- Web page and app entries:
════
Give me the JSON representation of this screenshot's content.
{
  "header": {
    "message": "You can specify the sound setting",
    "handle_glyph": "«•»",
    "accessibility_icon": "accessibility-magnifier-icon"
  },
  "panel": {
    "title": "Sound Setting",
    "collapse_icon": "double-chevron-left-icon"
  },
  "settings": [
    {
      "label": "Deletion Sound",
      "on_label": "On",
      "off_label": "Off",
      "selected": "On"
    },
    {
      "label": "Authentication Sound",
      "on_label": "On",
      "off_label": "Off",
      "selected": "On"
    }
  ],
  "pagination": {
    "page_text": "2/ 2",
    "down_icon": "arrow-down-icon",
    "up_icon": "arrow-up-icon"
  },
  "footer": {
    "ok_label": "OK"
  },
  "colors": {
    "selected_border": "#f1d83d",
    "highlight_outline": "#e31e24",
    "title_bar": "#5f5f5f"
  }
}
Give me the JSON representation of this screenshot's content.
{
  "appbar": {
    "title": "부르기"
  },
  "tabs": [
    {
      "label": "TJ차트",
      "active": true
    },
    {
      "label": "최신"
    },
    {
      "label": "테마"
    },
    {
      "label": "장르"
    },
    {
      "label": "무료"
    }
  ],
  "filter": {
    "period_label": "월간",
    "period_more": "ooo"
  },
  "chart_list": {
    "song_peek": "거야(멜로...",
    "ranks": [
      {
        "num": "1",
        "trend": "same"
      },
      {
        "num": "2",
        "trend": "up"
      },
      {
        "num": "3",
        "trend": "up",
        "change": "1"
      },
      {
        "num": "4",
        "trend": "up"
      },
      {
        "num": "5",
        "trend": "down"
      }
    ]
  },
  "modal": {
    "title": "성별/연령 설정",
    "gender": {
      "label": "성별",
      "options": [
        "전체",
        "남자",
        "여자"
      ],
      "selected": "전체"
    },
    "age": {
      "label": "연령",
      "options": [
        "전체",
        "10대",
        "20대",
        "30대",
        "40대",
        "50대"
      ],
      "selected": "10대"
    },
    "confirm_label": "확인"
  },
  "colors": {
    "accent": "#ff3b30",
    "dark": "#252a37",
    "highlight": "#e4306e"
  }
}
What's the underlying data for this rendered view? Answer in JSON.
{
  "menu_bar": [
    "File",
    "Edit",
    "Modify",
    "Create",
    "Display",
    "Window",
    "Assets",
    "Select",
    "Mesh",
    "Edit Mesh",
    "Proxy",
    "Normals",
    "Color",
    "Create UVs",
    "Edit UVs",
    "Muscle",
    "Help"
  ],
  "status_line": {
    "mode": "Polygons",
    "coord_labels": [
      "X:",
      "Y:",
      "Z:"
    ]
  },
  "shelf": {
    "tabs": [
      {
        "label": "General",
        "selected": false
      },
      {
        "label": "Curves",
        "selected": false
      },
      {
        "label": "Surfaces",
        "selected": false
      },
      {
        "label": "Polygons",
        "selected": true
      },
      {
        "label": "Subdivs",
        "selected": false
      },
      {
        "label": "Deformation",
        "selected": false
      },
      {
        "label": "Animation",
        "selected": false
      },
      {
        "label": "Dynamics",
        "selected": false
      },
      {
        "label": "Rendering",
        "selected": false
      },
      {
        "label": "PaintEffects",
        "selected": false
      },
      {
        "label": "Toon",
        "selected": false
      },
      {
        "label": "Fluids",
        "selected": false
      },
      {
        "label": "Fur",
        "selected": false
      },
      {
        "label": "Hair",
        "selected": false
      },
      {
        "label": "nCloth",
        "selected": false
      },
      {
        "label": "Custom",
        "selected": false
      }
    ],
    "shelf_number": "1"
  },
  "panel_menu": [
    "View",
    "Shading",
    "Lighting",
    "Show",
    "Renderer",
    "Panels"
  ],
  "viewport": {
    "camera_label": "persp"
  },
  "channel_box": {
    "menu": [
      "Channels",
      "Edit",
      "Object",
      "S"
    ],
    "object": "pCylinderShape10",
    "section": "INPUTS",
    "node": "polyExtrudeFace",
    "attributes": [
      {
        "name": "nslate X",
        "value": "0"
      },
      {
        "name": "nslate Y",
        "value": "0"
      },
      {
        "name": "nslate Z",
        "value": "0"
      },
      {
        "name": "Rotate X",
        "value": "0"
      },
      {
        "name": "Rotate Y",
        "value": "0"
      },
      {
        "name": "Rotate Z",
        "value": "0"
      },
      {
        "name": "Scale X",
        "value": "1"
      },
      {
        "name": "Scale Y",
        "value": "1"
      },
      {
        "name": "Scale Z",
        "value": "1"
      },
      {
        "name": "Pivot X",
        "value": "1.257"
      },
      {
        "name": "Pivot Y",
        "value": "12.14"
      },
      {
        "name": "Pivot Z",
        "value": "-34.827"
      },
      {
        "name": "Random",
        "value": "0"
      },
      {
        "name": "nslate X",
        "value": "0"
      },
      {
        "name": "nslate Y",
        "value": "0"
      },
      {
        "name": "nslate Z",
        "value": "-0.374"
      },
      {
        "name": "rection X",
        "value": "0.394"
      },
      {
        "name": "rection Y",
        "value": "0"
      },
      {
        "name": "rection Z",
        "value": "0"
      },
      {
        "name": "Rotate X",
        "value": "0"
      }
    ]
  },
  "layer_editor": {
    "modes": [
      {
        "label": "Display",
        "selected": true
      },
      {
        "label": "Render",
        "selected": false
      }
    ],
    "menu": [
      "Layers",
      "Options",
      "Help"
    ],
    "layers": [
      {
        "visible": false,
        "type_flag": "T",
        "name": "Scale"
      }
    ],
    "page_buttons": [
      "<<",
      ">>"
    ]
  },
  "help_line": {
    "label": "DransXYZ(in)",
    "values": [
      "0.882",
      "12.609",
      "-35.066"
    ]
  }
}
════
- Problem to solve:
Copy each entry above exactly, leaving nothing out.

- Answer section:
Give me the JSON representation of this screenshot's content.
{
  "header": {
    "message": "You can specify the sound setting",
    "handle_glyph": "«•»",
    "accessibility_icon": "accessibility-magnifier-icon"
  },
  "panel": {
    "title": "Sound Setting",
    "collapse_icon": "double-chevron-left-icon"
  },
  "settings": [
    {
      "label": "Deletion Sound",
      "on_label": "On",
      "off_label": "Off",
      "selected": "On"
    },
    {
      "label": "Authentication Sound",
      "on_label": "On",
      "off_label": "Off",
      "selected": "On"
    }
  ],
  "pagination": {
    "page_text": "2/ 2",
    "down_icon": "arrow-down-icon",
    "up_icon": "arrow-up-icon"
  },
  "footer": {
    "ok_label": "OK"
  },
  "colors": {
    "selected_border": "#f1d83d",
    "highlight_outline": "#e31e24",
    "title_bar": "#5f5f5f"
  }
}
Give me the JSON representation of this screenshot's content.
{
  "appbar": {
    "title": "부르기"
  },
  "tabs": [
    {
      "label": "TJ차트",
      "active": true
    },
    {
      "label": "최신"
    },
    {
      "label": "테마"
    },
    {
      "label": "장르"
    },
    {
      "label": "무료"
    }
  ],
  "filter": {
    "period_label": "월간",
    "period_more": "ooo"
  },
  "chart_list": {
    "song_peek": "거야(멜로...",
    "ranks": [
      {
        "num": "1",
        "trend": "same"
      },
      {
        "num": "2",
        "trend": "up"
      },
      {
        "num": "3",
        "trend": "up",
        "change": "1"
      },
      {
        "num": "4",
        "trend": "up"
      },
      {
        "num": "5",
        "trend": "down"
      }
    ]
  },
  "modal": {
    "title": "성별/연령 설정",
    "gender": {
      "label": "성별",
      "options": [
        "전체",
        "남자",
        "여자"
      ],
      "selected": "전체"
    },
    "age": {
      "label": "연령",
      "options": [
        "전체",
        "10대",
        "20대",
        "30대",
        "40대",
        "50대"
      ],
      "selected": "10대"
    },
    "confirm_label": "확인"
  },
  "colors": {
    "accent": "#ff3b30",
    "dark": "#252a37",
    "highlight": "#e4306e"
  }
}
What's the underlying data for this rendered view? Answer in JSON.
{
  "menu_bar": [
    "File",
    "Edit",
    "Modify",
    "Create",
    "Display",
    "Window",
    "Assets",
    "Select",
    "Mesh",
    "Edit Mesh",
    "Proxy",
    "Normals",
    "Color",
    "Create UVs",
    "Edit UVs",
    "Muscle",
    "Help"
  ],
  "status_line": {
    "mode": "Polygons",
    "coord_labels": [
      "X:",
      "Y:",
      "Z:"
    ]
  },
  "shelf": {
    "tabs": [
      {
        "label": "General",
        "selected": false
      },
      {
        "label": "Curves",
        "selected": false
      },
      {
        "label": "Surfaces",
        "selected": false
      },
      {
        "label": "Polygons",
        "selected": true
      },
      {
        "label": "Subdivs",
        "selected": false
      },
      {
        "label": "Deformation",
        "selected": false
      },
      {
        "label": "Animation",
        "selected": false
      },
      {
        "label": "Dynamics",
        "selected": false
      },
      {
        "label": "Rendering",
        "selected": false
      },
      {
        "label": "PaintEffects",
        "selected": false
      },
      {
        "label": "Toon",
        "selected": false
      },
      {
        "label": "Fluids",
        "selected": false
      },
      {
        "label": "Fur",
        "selected": false
      },
      {
        "label": "Hair",
        "selected": false
      },
      {
        "label": "nCloth",
        "selected": false
      },
      {
        "label": "Custom",
        "selected": false
      }
    ],
    "shelf_number": "1"
  },
  "panel_menu": [
    "View",
    "Shading",
    "Lighting",
    "Show",
    "Renderer",
    "Panels"
  ],
  "viewport": {
    "camera_label": "persp"
  },
  "channel_box": {
    "menu": [
      "Channels",
      "Edit",
      "Object",
      "S"
    ],
    "object": "pCylinderShape10",
    "section": "INPUTS",
    "node": "polyExtrudeFace",
    "attributes": [
      {
        "name": "nslate X",
        "value": "0"
      },
      {
        "name": "nslate Y",
        "value": "0"
      },
      {
        "name": "nslate Z",
        "value": "0"
      },
      {
        "name": "Rotate X",
        "value": "0"
      },
      {
        "name": "Rotate Y",
        "value": "0"
      },
      {
        "name": "Rotate Z",
        "value": "0"
      },
      {
        "name": "Scale X",
        "value": "1"
      },
      {
        "name": "Scale Y",
        "value": "1"
      },
      {
        "name": "Scale Z",
        "value": "1"
      },
      {
        "name": "Pivot X",
        "value": "1.257"
      },
      {
        "name": "Pivot Y",
        "value": "12.14"
      },
      {
        "name": "Pivot Z",
        "value": "-34.827"
      },
      {
        "name": "Random",
        "value": "0"
      },
      {
        "name": "nslate X",
        "value": "0"
      },
      {
        "name": "nslate Y",
        "value": "0"
      },
      {
        "name": "nslate Z",
        "value": "-0.374"
      },
      {
        "name": "rection X",
        "value": "0.394"
      },
      {
        "name": "rection Y",
        "value": "0"
      },
      {
        "name": "rection Z",
        "value": "0"
      },
      {
        "name": "Rotate X",
        "value": "0"
      }
    ]
  },
  "layer_editor": {
    "modes": [
      {
        "label": "Display",
        "selected": true
      },
      {
        "label": "Render",
        "selected": false
      }
    ],
    "menu": [
      "Layers",
      "Options",
      "Help"
    ],
    "layers": [
      {
        "visible": false,
        "type_flag": "T",
        "name": "Scale"
      }
    ],
    "page_buttons": [
      "<<",
      ">>"
    ]
  },
  "help_line": {
    "label": "DransXYZ(in)",
    "values": [
      "0.882",
      "12.609",
      "-35.066"
    ]
  }
}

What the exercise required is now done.